(Records provided)
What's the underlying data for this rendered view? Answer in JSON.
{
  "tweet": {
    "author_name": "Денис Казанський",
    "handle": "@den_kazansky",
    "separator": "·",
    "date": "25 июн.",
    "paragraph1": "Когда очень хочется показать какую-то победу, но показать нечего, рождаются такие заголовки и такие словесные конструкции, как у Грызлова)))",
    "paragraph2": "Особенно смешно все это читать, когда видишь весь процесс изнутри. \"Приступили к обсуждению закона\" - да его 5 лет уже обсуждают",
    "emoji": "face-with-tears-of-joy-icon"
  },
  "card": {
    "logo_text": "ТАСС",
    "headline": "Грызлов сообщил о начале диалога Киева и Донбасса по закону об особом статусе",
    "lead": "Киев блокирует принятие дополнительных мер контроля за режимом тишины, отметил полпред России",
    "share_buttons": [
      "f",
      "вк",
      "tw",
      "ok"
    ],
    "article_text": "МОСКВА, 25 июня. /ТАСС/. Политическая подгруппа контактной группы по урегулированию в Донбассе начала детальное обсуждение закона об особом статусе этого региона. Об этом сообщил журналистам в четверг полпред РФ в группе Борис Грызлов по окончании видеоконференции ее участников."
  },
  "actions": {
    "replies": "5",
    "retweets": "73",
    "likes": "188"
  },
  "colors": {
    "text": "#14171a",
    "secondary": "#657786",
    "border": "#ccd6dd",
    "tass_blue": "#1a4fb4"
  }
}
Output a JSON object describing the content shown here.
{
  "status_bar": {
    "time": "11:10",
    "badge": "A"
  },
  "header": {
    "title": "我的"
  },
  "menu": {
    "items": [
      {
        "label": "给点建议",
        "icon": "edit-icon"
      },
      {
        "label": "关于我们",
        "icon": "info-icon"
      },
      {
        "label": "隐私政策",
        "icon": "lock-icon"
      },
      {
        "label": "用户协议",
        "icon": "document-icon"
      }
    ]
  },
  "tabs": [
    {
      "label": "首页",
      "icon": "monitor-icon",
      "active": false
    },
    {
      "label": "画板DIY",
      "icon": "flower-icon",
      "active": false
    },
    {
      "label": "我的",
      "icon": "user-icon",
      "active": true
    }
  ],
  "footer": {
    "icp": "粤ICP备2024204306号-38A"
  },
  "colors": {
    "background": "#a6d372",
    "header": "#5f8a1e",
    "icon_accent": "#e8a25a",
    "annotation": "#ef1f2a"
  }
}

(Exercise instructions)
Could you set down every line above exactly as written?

(Exercise output)
What's the underlying data for this rendered view? Answer in JSON.
{
  "tweet": {
    "author_name": "Денис Казанський",
    "handle": "@den_kazansky",
    "separator": "·",
    "date": "25 июн.",
    "paragraph1": "Когда очень хочется показать какую-то победу, но показать нечего, рождаются такие заголовки и такие словесные конструкции, как у Грызлова)))",
    "paragraph2": "Особенно смешно все это читать, когда видишь весь процесс изнутри. \"Приступили к обсуждению закона\" - да его 5 лет уже обсуждают",
    "emoji": "face-with-tears-of-joy-icon"
  },
  "card": {
    "logo_text": "ТАСС",
    "headline": "Грызлов сообщил о начале диалога Киева и Донбасса по закону об особом статусе",
    "lead": "Киев блокирует принятие дополнительных мер контроля за режимом тишины, отметил полпред России",
    "share_buttons": [
      "f",
      "вк",
      "tw",
      "ok"
    ],
    "article_text": "МОСКВА, 25 июня. /ТАСС/. Политическая подгруппа контактной группы по урегулированию в Донбассе начала детальное обсуждение закона об особом статусе этого региона. Об этом сообщил журналистам в четверг полпред РФ в группе Борис Грызлов по окончании видеоконференции ее участников."
  },
  "actions": {
    "replies": "5",
    "retweets": "73",
    "likes": "188"
  },
  "colors": {
    "text": "#14171a",
    "secondary": "#657786",
    "border": "#ccd6dd",
    "tass_blue": "#1a4fb4"
  }
}
Output a JSON object describing the content shown here.
{
  "status_bar": {
    "time": "11:10",
    "badge": "A"
  },
  "header": {
    "title": "我的"
  },
  "menu": {
    "items": [
      {
        "label": "给点建议",
        "icon": "edit-icon"
      },
      {
        "label": "关于我们",
        "icon": "info-icon"
      },
      {
        "label": "隐私政策",
        "icon": "lock-icon"
      },
      {
        "label": "用户协议",
        "icon": "document-icon"
      }
    ]
  },
  "tabs": [
    {
      "label": "首页",
      "icon": "monitor-icon",
      "active": false
    },
    {
      "label": "画板DIY",
      "icon": "flower-icon",
      "active": false
    },
    {
      "label": "我的",
      "icon": "user-icon",
      "active": true
    }
  ],
  "footer": {
    "icp": "粤ICP备2024204306号-38A"
  },
  "colors": {
    "background": "#a6d372",
    "header": "#5f8a1e",
    "icon_accent": "#e8a25a",
    "annotation": "#ef1f2a"
  }
}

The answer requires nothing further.